*** Dataset extract Section Begins ***
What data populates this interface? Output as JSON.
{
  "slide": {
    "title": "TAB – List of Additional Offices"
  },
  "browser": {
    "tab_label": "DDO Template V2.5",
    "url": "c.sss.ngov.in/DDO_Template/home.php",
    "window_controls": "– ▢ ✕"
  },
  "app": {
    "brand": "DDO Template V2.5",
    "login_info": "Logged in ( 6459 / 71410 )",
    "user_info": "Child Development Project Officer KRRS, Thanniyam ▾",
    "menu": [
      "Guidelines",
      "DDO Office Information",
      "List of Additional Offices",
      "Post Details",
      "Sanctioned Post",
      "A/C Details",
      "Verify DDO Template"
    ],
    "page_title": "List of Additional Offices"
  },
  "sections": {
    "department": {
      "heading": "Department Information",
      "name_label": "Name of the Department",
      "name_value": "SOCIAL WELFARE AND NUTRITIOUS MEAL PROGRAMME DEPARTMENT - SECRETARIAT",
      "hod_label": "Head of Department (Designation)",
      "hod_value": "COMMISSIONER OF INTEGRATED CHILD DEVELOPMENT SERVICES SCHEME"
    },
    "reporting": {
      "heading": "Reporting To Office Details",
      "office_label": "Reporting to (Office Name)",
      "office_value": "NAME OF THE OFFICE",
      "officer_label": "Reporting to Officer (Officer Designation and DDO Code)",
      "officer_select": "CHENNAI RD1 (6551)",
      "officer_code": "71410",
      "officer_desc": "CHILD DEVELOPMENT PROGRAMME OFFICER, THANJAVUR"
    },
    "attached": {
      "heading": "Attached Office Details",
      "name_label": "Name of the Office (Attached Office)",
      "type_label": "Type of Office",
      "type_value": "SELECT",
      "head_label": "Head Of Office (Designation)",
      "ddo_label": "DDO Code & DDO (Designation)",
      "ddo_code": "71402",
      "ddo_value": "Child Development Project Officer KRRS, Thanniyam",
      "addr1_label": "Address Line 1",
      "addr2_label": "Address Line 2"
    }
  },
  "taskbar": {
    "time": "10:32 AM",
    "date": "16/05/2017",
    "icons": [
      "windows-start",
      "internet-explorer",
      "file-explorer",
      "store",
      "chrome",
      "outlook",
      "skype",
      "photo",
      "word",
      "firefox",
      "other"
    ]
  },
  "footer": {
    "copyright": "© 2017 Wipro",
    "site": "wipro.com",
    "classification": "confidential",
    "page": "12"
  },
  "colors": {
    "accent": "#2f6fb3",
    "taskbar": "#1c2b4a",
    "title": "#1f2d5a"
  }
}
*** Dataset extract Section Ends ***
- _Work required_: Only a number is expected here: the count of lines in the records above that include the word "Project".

- _Answer for this exercise_: 2